• _WHAT THE TASK ASKS_
From the entries, copy out every line in which the word "icon" is found.

• _DATA RECORDS_
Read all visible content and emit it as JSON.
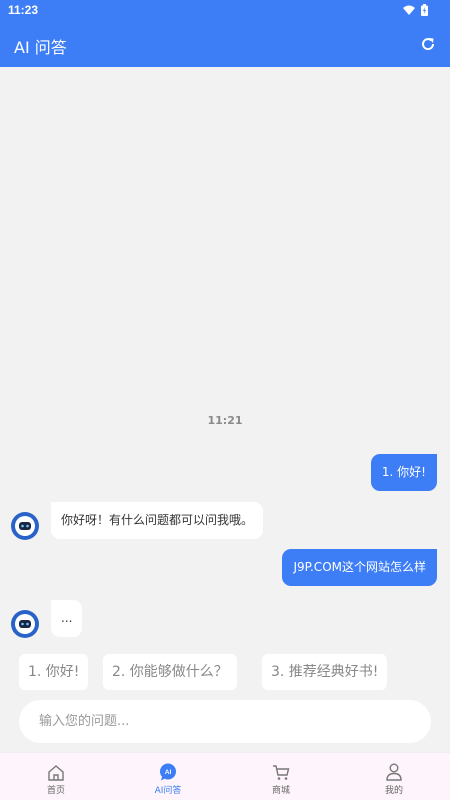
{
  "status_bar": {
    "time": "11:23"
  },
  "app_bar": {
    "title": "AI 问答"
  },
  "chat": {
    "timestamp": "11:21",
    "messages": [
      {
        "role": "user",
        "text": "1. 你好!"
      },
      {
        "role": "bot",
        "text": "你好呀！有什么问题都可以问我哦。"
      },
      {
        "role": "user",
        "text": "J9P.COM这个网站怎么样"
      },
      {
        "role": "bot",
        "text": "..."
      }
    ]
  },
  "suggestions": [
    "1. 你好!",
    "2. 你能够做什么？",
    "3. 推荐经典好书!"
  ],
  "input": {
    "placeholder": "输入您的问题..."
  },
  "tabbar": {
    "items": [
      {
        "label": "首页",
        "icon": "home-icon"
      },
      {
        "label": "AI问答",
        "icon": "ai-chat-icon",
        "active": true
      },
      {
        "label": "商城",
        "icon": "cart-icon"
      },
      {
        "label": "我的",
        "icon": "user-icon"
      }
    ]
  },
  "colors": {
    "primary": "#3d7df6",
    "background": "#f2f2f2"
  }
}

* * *

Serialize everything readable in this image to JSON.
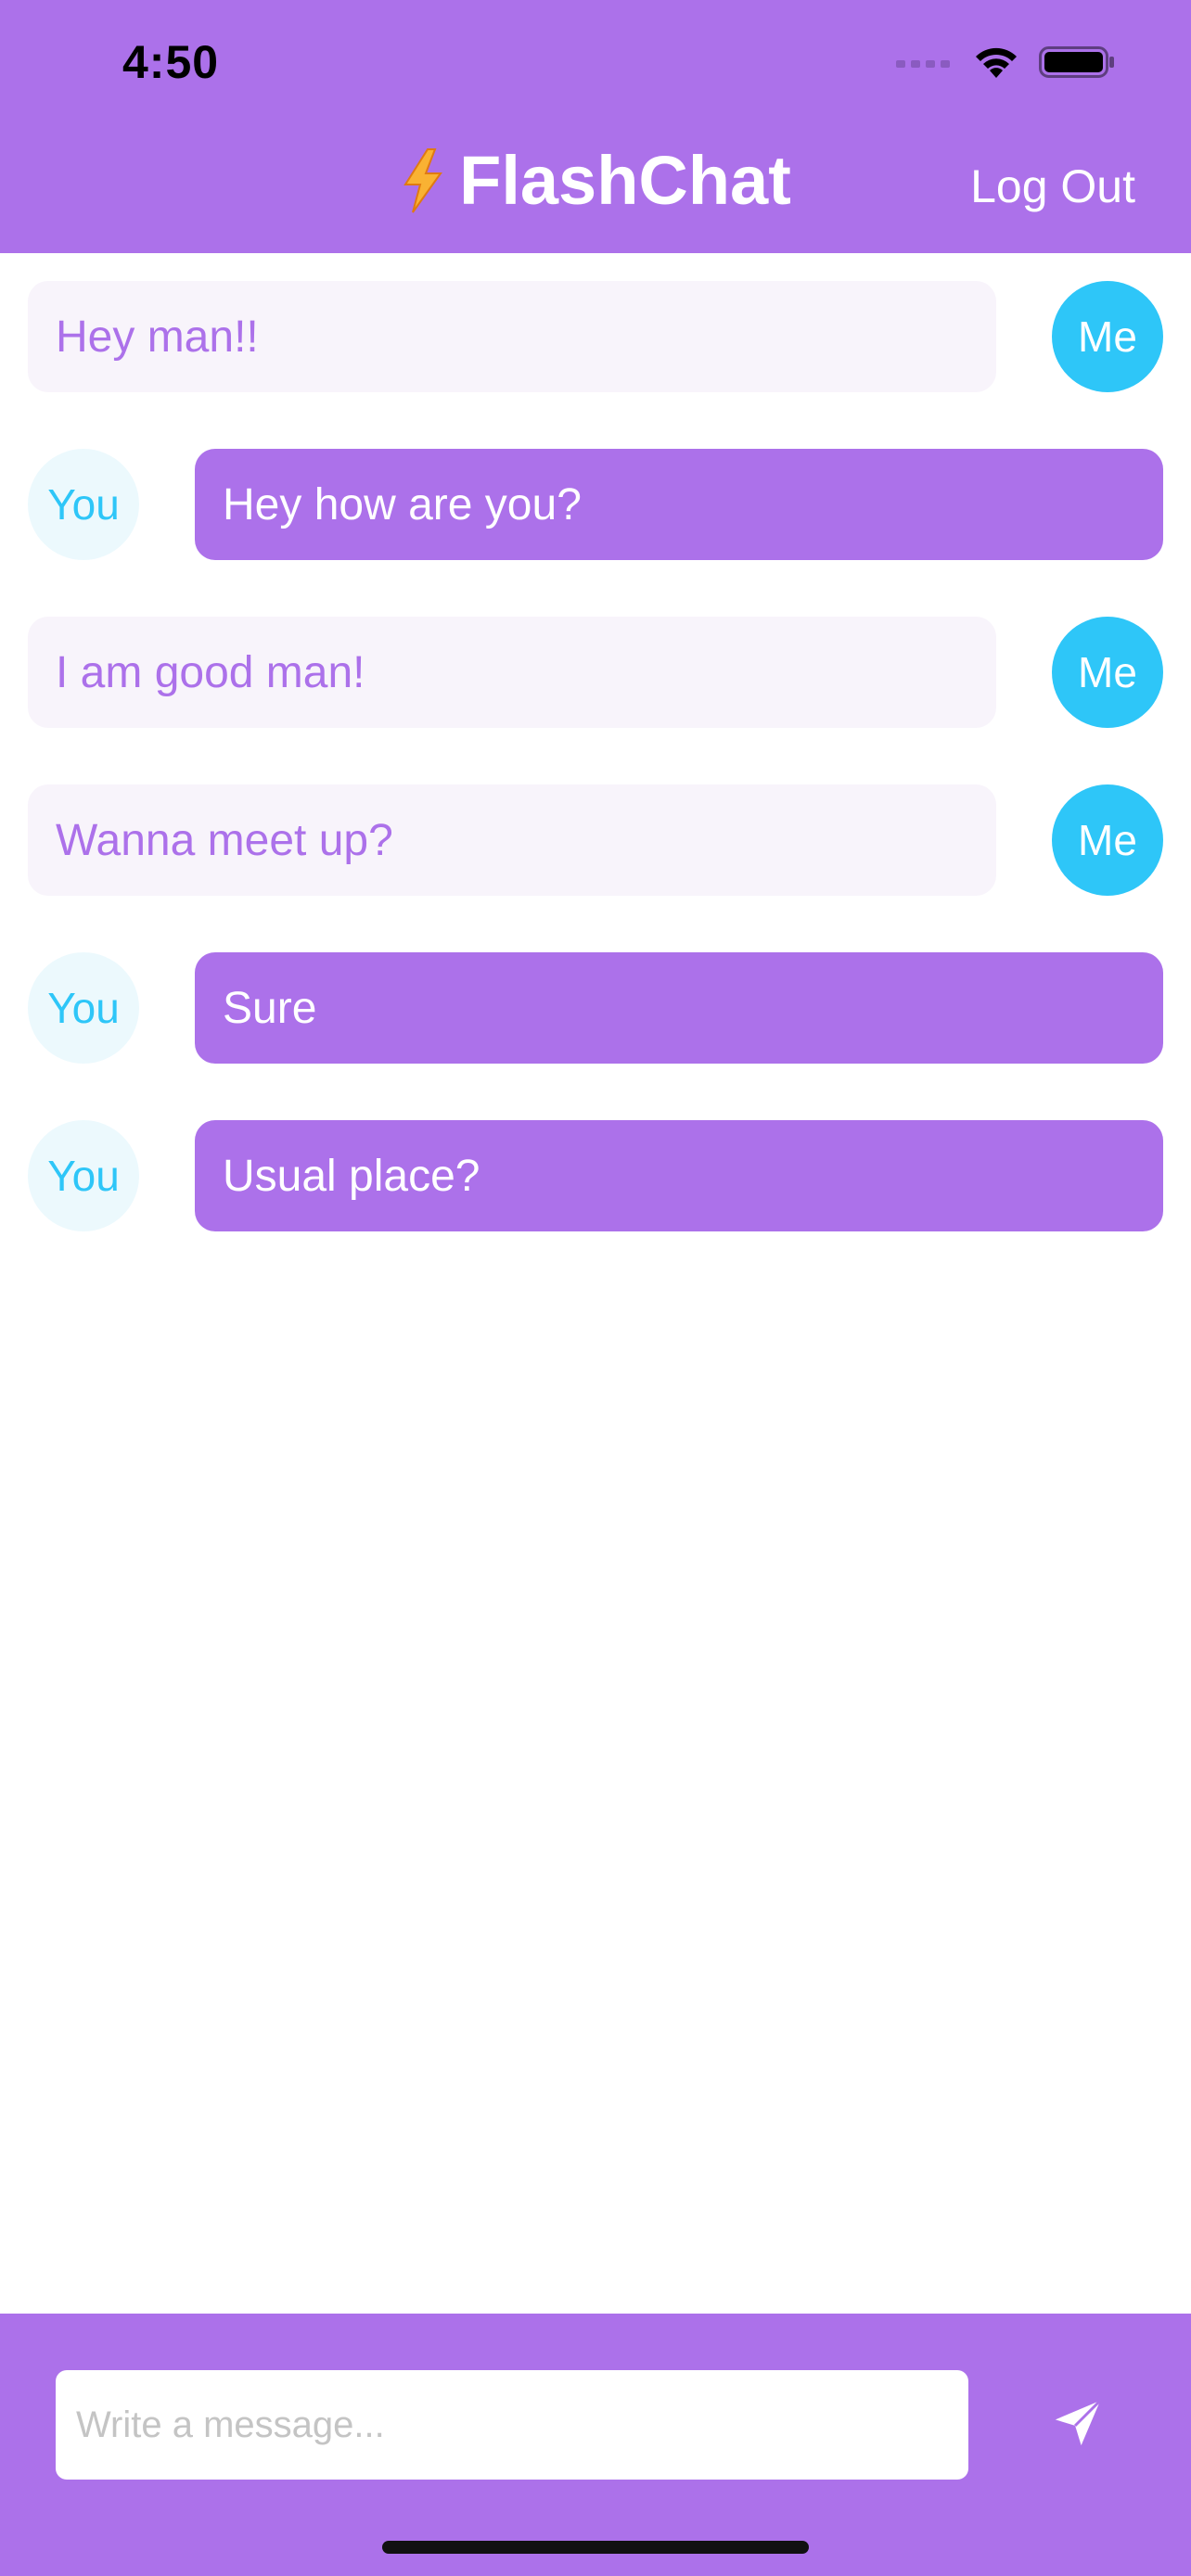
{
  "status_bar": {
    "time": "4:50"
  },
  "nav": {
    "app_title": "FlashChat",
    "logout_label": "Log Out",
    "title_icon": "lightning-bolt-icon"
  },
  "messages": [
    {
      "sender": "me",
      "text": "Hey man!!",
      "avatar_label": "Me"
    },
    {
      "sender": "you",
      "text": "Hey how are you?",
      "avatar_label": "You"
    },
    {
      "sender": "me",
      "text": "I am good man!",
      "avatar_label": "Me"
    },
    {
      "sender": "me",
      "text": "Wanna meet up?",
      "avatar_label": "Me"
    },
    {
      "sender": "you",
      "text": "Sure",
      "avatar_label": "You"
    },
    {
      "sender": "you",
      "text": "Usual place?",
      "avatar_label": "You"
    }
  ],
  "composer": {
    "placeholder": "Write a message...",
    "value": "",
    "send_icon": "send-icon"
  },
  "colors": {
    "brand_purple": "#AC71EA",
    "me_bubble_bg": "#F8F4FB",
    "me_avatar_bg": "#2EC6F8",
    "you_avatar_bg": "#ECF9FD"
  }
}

• _RESULT_
        "icon": "home-icon"
        "icon": "ai-chat-icon",
        "icon": "cart-icon"
        "icon": "user-icon"
    "title_icon": "lightning-bolt-icon"
    "send_icon": "send-icon"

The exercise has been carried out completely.